> _What you need to do_:
Whenever a line in the data contains "century", show that line.

> _Data for processing_:
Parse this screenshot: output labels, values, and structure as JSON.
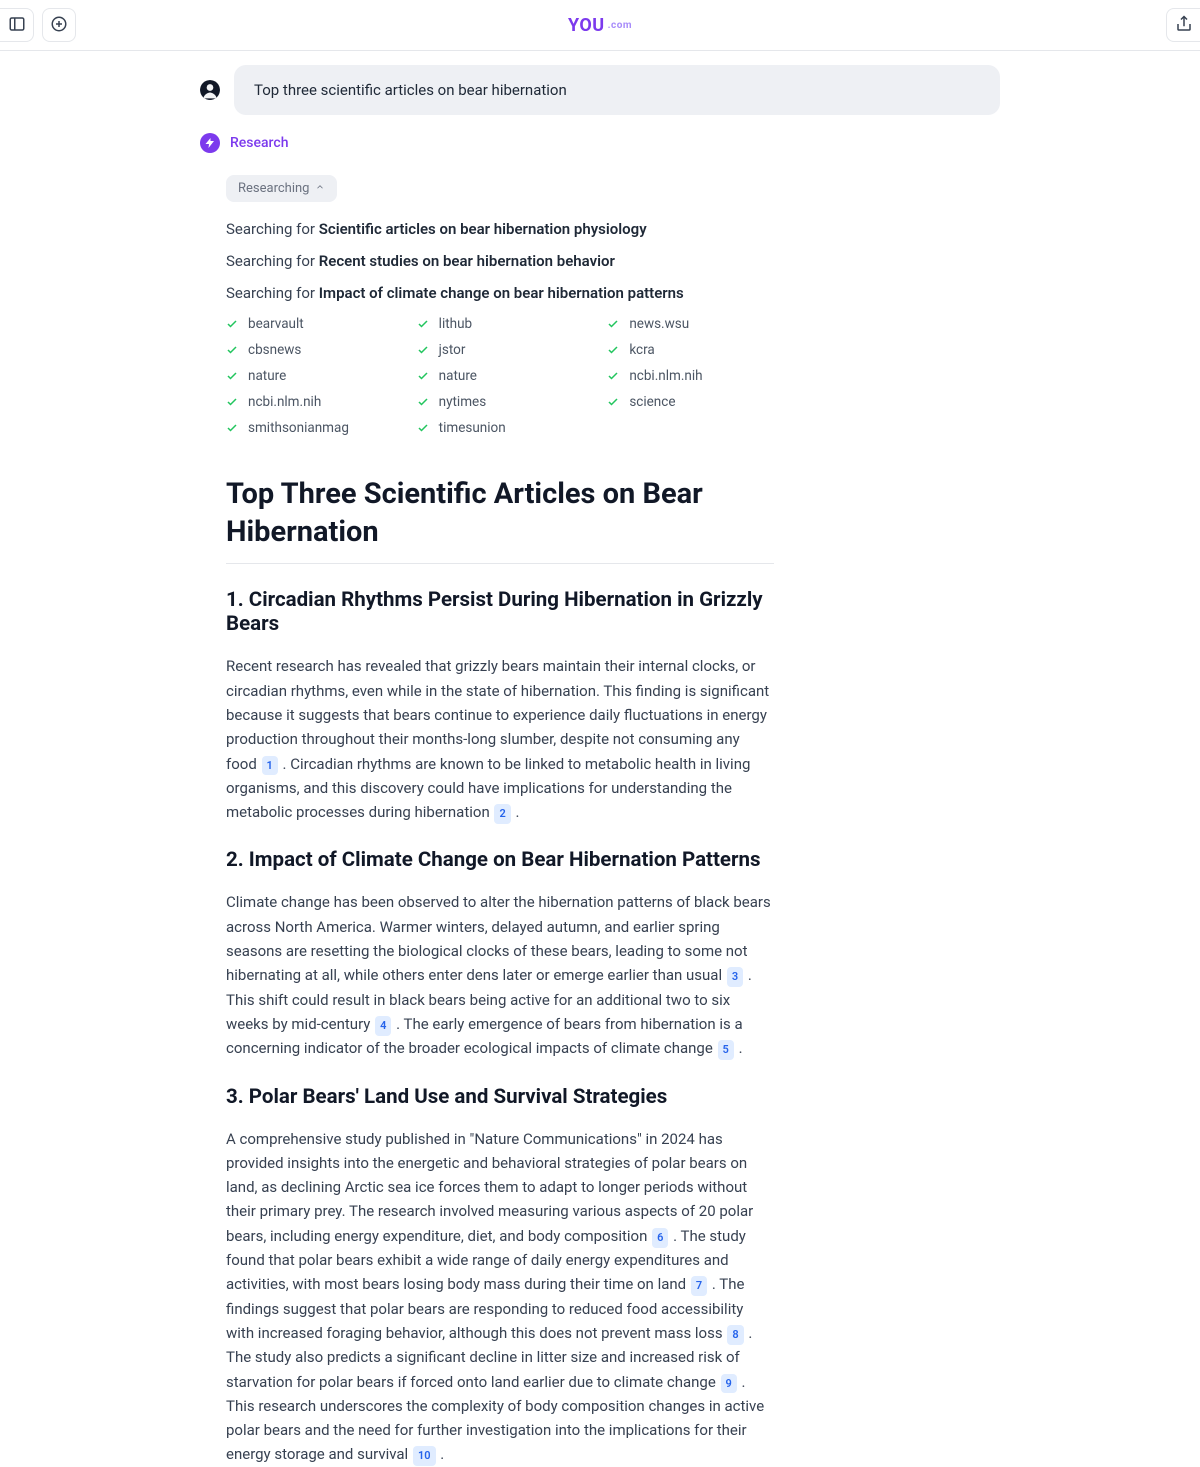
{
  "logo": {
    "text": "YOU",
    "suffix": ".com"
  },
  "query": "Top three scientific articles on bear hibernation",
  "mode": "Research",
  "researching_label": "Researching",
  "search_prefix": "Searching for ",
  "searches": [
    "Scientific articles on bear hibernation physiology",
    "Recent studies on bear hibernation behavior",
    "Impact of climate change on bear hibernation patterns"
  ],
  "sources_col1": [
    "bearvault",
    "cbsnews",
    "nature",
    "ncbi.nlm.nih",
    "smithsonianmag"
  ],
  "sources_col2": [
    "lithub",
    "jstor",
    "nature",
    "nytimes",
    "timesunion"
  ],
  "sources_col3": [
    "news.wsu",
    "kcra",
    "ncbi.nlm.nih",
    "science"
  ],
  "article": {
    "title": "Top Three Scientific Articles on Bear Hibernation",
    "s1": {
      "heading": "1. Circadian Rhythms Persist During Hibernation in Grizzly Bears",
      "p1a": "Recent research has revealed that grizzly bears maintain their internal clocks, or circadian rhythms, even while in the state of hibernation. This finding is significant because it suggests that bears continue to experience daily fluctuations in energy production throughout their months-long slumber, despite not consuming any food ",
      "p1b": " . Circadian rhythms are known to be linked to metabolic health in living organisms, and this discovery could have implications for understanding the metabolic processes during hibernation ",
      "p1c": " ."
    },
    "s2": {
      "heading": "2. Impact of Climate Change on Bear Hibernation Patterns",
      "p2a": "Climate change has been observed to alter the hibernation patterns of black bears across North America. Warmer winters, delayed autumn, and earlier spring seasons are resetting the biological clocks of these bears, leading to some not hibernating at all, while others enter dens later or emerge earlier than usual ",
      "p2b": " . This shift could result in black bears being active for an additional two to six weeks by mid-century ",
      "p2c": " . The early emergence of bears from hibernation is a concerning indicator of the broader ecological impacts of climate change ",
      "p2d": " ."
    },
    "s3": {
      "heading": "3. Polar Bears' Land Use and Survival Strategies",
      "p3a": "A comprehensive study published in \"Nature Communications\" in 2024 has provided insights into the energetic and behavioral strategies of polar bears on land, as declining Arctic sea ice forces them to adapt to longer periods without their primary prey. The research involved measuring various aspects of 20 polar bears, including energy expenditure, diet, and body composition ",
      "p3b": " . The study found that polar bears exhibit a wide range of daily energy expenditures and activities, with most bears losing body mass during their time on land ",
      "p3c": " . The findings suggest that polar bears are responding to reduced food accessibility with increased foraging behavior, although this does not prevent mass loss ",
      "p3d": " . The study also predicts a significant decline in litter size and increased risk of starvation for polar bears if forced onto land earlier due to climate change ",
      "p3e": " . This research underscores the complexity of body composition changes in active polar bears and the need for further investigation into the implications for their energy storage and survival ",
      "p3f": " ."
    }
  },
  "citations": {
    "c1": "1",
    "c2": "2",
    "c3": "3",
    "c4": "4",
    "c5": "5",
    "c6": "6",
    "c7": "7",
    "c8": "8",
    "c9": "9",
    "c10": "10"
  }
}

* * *

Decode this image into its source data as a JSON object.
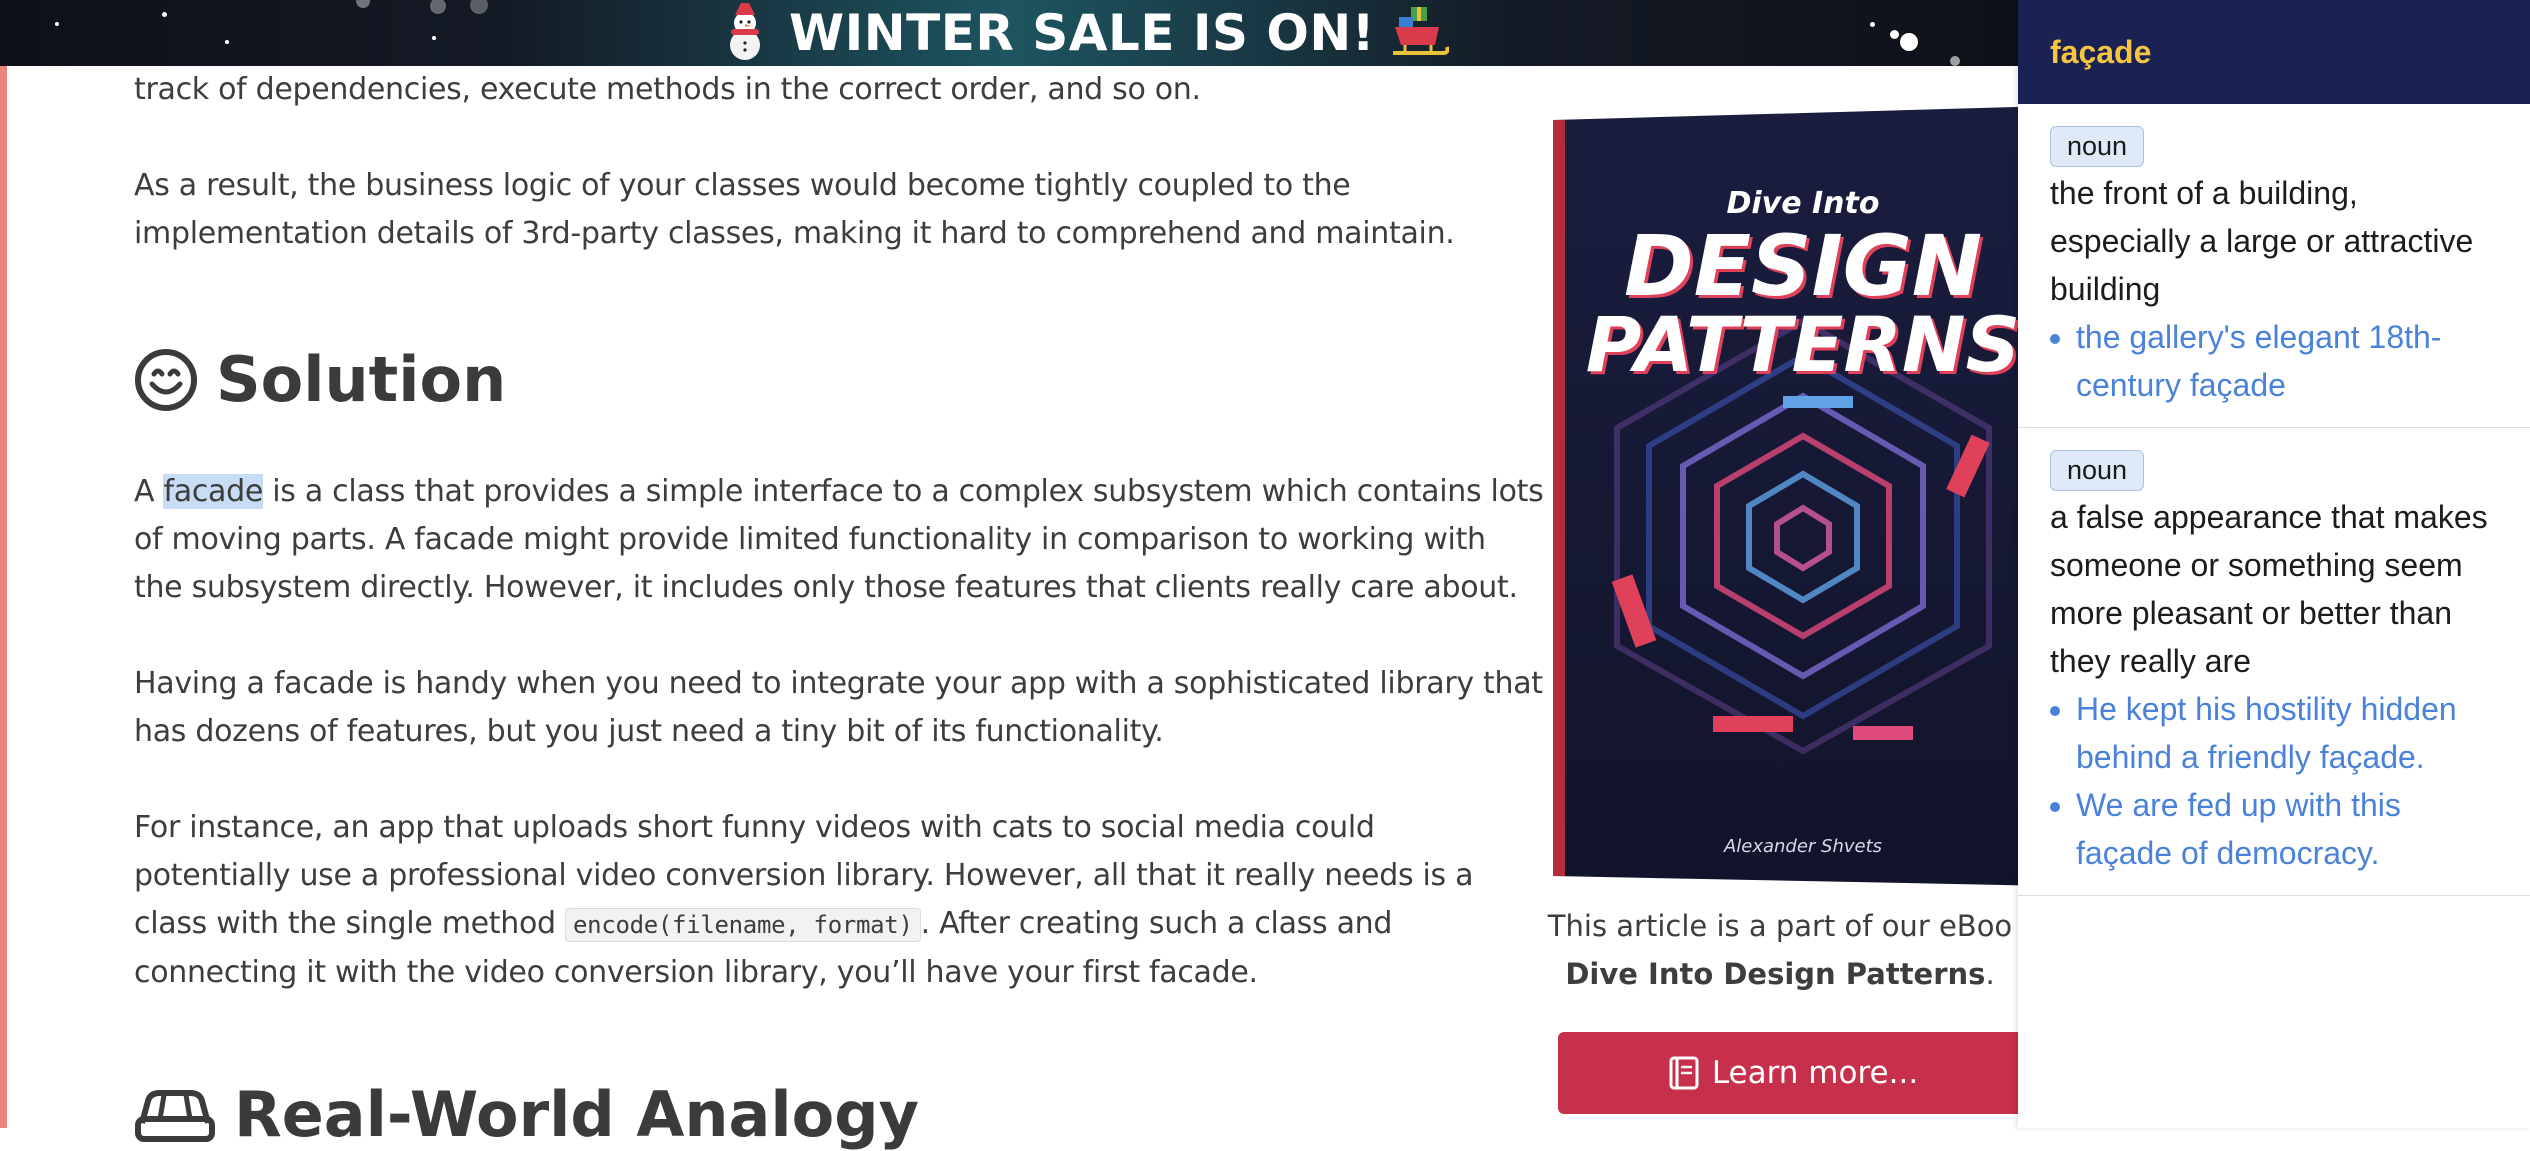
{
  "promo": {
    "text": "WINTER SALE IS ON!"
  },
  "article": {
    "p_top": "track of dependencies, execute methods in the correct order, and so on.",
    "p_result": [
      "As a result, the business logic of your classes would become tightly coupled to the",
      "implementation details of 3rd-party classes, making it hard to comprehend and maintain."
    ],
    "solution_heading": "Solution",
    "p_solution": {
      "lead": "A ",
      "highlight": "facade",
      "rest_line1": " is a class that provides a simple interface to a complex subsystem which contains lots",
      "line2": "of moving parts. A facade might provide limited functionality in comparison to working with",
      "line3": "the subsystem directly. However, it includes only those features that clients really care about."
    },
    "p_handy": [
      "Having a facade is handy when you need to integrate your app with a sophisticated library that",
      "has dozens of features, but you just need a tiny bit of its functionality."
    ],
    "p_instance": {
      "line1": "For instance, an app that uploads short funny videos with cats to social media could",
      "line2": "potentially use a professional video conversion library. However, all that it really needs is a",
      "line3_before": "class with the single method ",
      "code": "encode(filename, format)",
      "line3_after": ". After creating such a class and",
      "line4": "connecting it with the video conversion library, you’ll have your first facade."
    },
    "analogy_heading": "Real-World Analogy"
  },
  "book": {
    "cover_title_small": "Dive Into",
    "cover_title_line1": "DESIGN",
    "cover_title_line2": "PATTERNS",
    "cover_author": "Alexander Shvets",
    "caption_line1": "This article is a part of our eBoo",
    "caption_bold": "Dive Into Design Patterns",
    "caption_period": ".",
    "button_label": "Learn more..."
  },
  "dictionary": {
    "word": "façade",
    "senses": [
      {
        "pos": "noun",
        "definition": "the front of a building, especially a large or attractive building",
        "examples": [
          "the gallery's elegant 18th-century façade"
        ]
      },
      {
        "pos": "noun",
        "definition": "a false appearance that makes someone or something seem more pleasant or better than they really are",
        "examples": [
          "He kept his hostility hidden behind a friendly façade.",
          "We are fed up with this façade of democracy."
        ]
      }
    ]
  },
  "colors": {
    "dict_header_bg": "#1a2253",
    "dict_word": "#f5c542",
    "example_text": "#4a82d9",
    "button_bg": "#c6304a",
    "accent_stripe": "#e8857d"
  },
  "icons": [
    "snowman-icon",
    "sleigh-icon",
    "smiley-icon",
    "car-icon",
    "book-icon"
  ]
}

> _Answer box_:
      "p2b": " . This shift could result in black bears being active for an additional two to six weeks by mid-century ",
          "the gallery's elegant 18th-century façade"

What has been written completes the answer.